MANUEL: Yes, I read a number of books on the history of the Big Bend region and visited museums at Sul Ross University, Fort Leaton, and the Big Bend National Park. I read online about the particular types of pottery that were made by Native Americans in West Texas. In Terlingua, I arranged for an aerial sight-seeing tour to understand the lay of the land. The owner of that company, Marcos Paredes, knew a lot about the history of the area and pointed out key features, including an old wagon road that was used to transport supplies between Alpine and Terlingua. He also told me about an old man who lived alone in the Chihuahuan Desert. That inspired me to create Luna, the mysterious visitor to Robbie’s campsite.
FQ: Do you have any plans for another book in the future focusing on Robbie?
MANUEL: No, I think I’ve run my course with Robbie. Any more river trips would become repetitive.
FQ: How did you title your book, and can you explain to our readers what “solitario” means?
MANUEL: “Solitario” is a Spanish word meaning “lonely one.” I had already thought of Robbie as being existentially lonely, then as I was surveying the territory for this novel using Google Earth, I came across this astounding geologic feature called The Solitario. It’s a ten-mile-wide circular rock formation, out in the middle of nowhere, composed of concentric rings of volcanic ledges-a veritable maze. As soon as I saw that, I said, “There’s my title.”
FQ: In addition to your novels, you have also authored a memoir, The Canoeist. How did writing the novels compare to writing the memoir?
MANUEL: In writing my memoir, I was always concerned with how people I grew up with—especially my family-would respond to my descriptions. Would they say, “No, that’s not how that happened!” or “Why didn’t you mention this?” With a novel, I could make things up without worry about how people would respond.
At the same time, a novel requires you to come up with a plot, with characters and events, using your imagination. You can’t just rely on actual events from your past.
FQ: What led you to decide to write a sequel to The Lower Canyons?
MANUEL: After reading The Lower Canyons, a number of readers emailed me saying, “You can’t leave us hanging. Tell us what happens to the survivors!”
FQ: Were any of the characters in Solitario: The Lonely One based on people you know in real life or were they developed purely from your imagination?
MANUEL: As I mentioned, Robbie’s character is based in large part on a guide that I have canoed with in the past. However, he and Robbie differ in crucial aspects. Robbie is more intense, more impulsive.
The character of Lara is based on a friend of mine’s daughter whom I don’t know well, but about whom I’ve heard a lot of stories.

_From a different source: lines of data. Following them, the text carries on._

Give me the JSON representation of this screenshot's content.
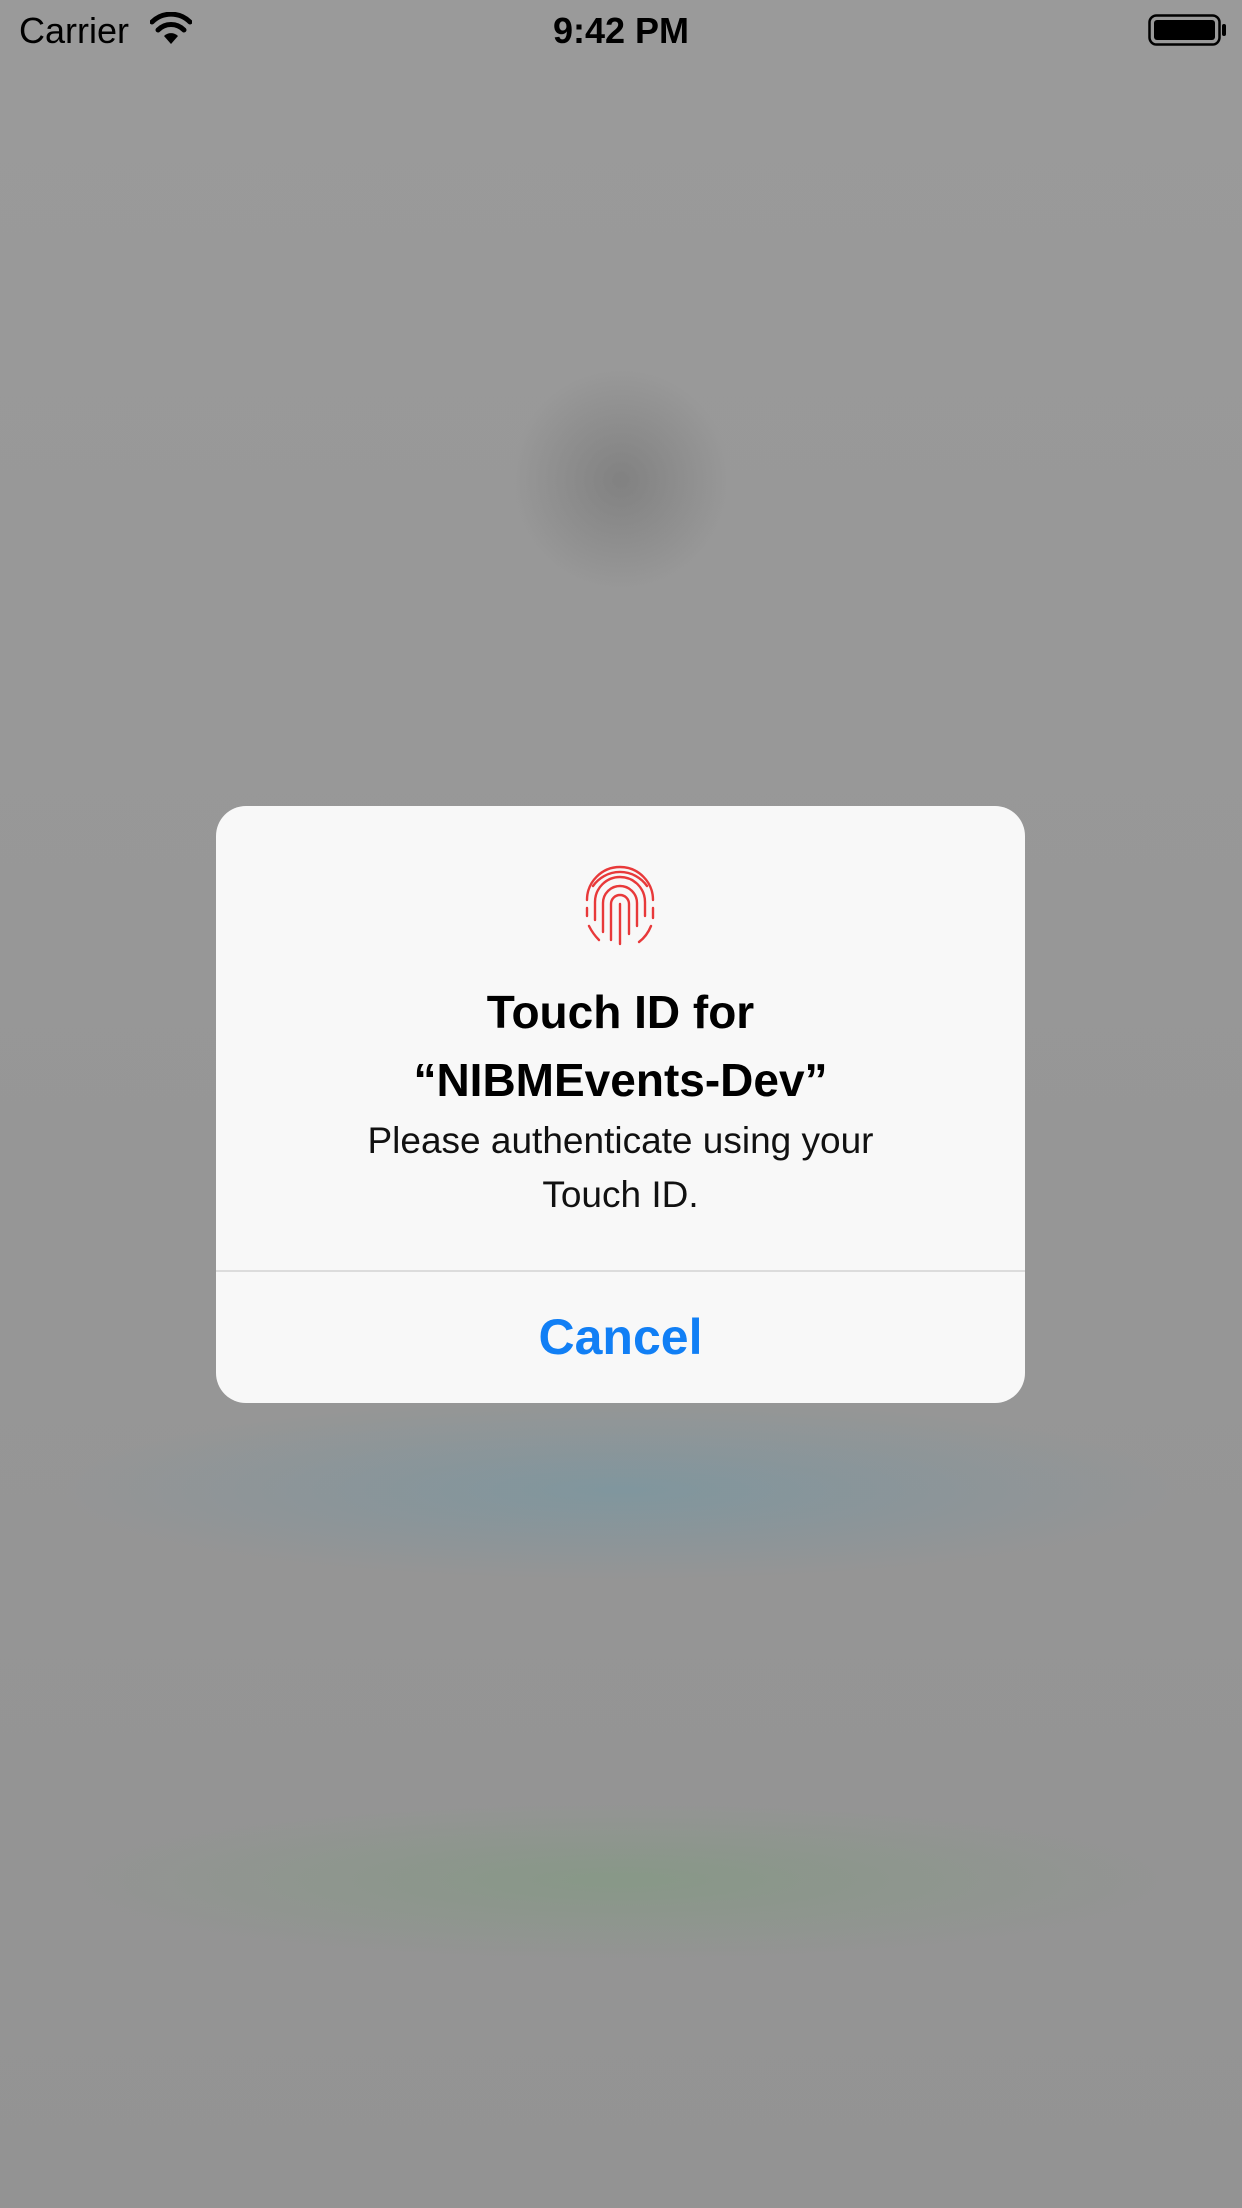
{
  "status_bar": {
    "carrier": "Carrier",
    "time": "9:42 PM",
    "icons": [
      "wifi-icon",
      "battery-icon"
    ]
  },
  "alert": {
    "icon": "fingerprint-icon",
    "title_line_1": "Touch ID for",
    "title_line_2": "“NIBMEvents-Dev”",
    "message_line_1": "Please authenticate using your",
    "message_line_2": "Touch ID.",
    "cancel_label": "Cancel"
  },
  "colors": {
    "fingerprint": "#e8393a",
    "action": "#117ff5",
    "alert_background": "#f8f8f8",
    "dimmed_background": "#959595"
  }
}
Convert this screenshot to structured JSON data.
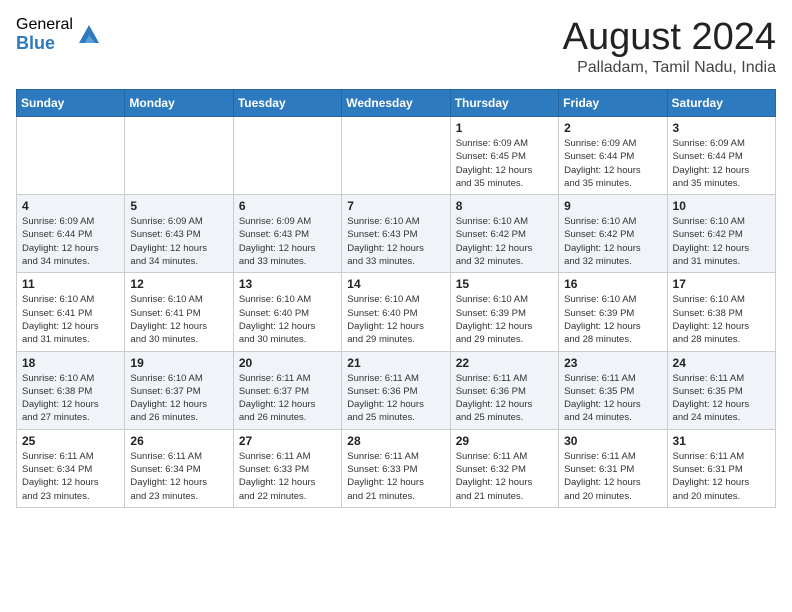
{
  "header": {
    "logo_general": "General",
    "logo_blue": "Blue",
    "month_title": "August 2024",
    "location": "Palladam, Tamil Nadu, India"
  },
  "calendar": {
    "days_of_week": [
      "Sunday",
      "Monday",
      "Tuesday",
      "Wednesday",
      "Thursday",
      "Friday",
      "Saturday"
    ],
    "weeks": [
      [
        {
          "day": "",
          "info": ""
        },
        {
          "day": "",
          "info": ""
        },
        {
          "day": "",
          "info": ""
        },
        {
          "day": "",
          "info": ""
        },
        {
          "day": "1",
          "info": "Sunrise: 6:09 AM\nSunset: 6:45 PM\nDaylight: 12 hours\nand 35 minutes."
        },
        {
          "day": "2",
          "info": "Sunrise: 6:09 AM\nSunset: 6:44 PM\nDaylight: 12 hours\nand 35 minutes."
        },
        {
          "day": "3",
          "info": "Sunrise: 6:09 AM\nSunset: 6:44 PM\nDaylight: 12 hours\nand 35 minutes."
        }
      ],
      [
        {
          "day": "4",
          "info": "Sunrise: 6:09 AM\nSunset: 6:44 PM\nDaylight: 12 hours\nand 34 minutes."
        },
        {
          "day": "5",
          "info": "Sunrise: 6:09 AM\nSunset: 6:43 PM\nDaylight: 12 hours\nand 34 minutes."
        },
        {
          "day": "6",
          "info": "Sunrise: 6:09 AM\nSunset: 6:43 PM\nDaylight: 12 hours\nand 33 minutes."
        },
        {
          "day": "7",
          "info": "Sunrise: 6:10 AM\nSunset: 6:43 PM\nDaylight: 12 hours\nand 33 minutes."
        },
        {
          "day": "8",
          "info": "Sunrise: 6:10 AM\nSunset: 6:42 PM\nDaylight: 12 hours\nand 32 minutes."
        },
        {
          "day": "9",
          "info": "Sunrise: 6:10 AM\nSunset: 6:42 PM\nDaylight: 12 hours\nand 32 minutes."
        },
        {
          "day": "10",
          "info": "Sunrise: 6:10 AM\nSunset: 6:42 PM\nDaylight: 12 hours\nand 31 minutes."
        }
      ],
      [
        {
          "day": "11",
          "info": "Sunrise: 6:10 AM\nSunset: 6:41 PM\nDaylight: 12 hours\nand 31 minutes."
        },
        {
          "day": "12",
          "info": "Sunrise: 6:10 AM\nSunset: 6:41 PM\nDaylight: 12 hours\nand 30 minutes."
        },
        {
          "day": "13",
          "info": "Sunrise: 6:10 AM\nSunset: 6:40 PM\nDaylight: 12 hours\nand 30 minutes."
        },
        {
          "day": "14",
          "info": "Sunrise: 6:10 AM\nSunset: 6:40 PM\nDaylight: 12 hours\nand 29 minutes."
        },
        {
          "day": "15",
          "info": "Sunrise: 6:10 AM\nSunset: 6:39 PM\nDaylight: 12 hours\nand 29 minutes."
        },
        {
          "day": "16",
          "info": "Sunrise: 6:10 AM\nSunset: 6:39 PM\nDaylight: 12 hours\nand 28 minutes."
        },
        {
          "day": "17",
          "info": "Sunrise: 6:10 AM\nSunset: 6:38 PM\nDaylight: 12 hours\nand 28 minutes."
        }
      ],
      [
        {
          "day": "18",
          "info": "Sunrise: 6:10 AM\nSunset: 6:38 PM\nDaylight: 12 hours\nand 27 minutes."
        },
        {
          "day": "19",
          "info": "Sunrise: 6:10 AM\nSunset: 6:37 PM\nDaylight: 12 hours\nand 26 minutes."
        },
        {
          "day": "20",
          "info": "Sunrise: 6:11 AM\nSunset: 6:37 PM\nDaylight: 12 hours\nand 26 minutes."
        },
        {
          "day": "21",
          "info": "Sunrise: 6:11 AM\nSunset: 6:36 PM\nDaylight: 12 hours\nand 25 minutes."
        },
        {
          "day": "22",
          "info": "Sunrise: 6:11 AM\nSunset: 6:36 PM\nDaylight: 12 hours\nand 25 minutes."
        },
        {
          "day": "23",
          "info": "Sunrise: 6:11 AM\nSunset: 6:35 PM\nDaylight: 12 hours\nand 24 minutes."
        },
        {
          "day": "24",
          "info": "Sunrise: 6:11 AM\nSunset: 6:35 PM\nDaylight: 12 hours\nand 24 minutes."
        }
      ],
      [
        {
          "day": "25",
          "info": "Sunrise: 6:11 AM\nSunset: 6:34 PM\nDaylight: 12 hours\nand 23 minutes."
        },
        {
          "day": "26",
          "info": "Sunrise: 6:11 AM\nSunset: 6:34 PM\nDaylight: 12 hours\nand 23 minutes."
        },
        {
          "day": "27",
          "info": "Sunrise: 6:11 AM\nSunset: 6:33 PM\nDaylight: 12 hours\nand 22 minutes."
        },
        {
          "day": "28",
          "info": "Sunrise: 6:11 AM\nSunset: 6:33 PM\nDaylight: 12 hours\nand 21 minutes."
        },
        {
          "day": "29",
          "info": "Sunrise: 6:11 AM\nSunset: 6:32 PM\nDaylight: 12 hours\nand 21 minutes."
        },
        {
          "day": "30",
          "info": "Sunrise: 6:11 AM\nSunset: 6:31 PM\nDaylight: 12 hours\nand 20 minutes."
        },
        {
          "day": "31",
          "info": "Sunrise: 6:11 AM\nSunset: 6:31 PM\nDaylight: 12 hours\nand 20 minutes."
        }
      ]
    ]
  }
}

Marcos Pena is based on the man who runs aerial sight-seeing tours in the Big Bend. He’s a canoeist himself, and suggested Terlingua Creek as the possible location for Robbie to run a canoe trip down. He also knew about the old wagon road, and the ranchers who lived in the area. I said, “Man, you’re going to be in my novel.”
The other characters all come from my imagination.
FQ: Solitario: The Lonely One is the fifth book that you have authored. Does any book that you have written stand out as having been the most gratifying to write?
MANUEL: My first novel, Hope Valley, was the most gratifying to write. It’s a story about a retired couple, former workers in North Carolina’s tobacco industry, struggling to adapt to the changing culture of the South. I experienced deep emotions—laughter, joy and sadness-walking in their shoes.
FQ: Solitario: The Lonely One is the sequel to your previous novel, The Lower Canyons. When writing The Lower Canyons, were you planning on authoring a sequel to it, or did you develop that idea after the book was completed?
MANUEL: I developed Solitario after The Lower Canyons was completed, based on readers’ requests to explain what happened to the survivors of that novel. I resisted at first, not thinking a sequel was necessary and not wanting to run people down the same river. Gradually, I came up with a story that would involve Robbie tackling a different river—an arroyo that only comes to life after a heavy rain. It was a real pleasure coming up with the different plot turns, and I am thankful to those readers for pushing me to extend the story.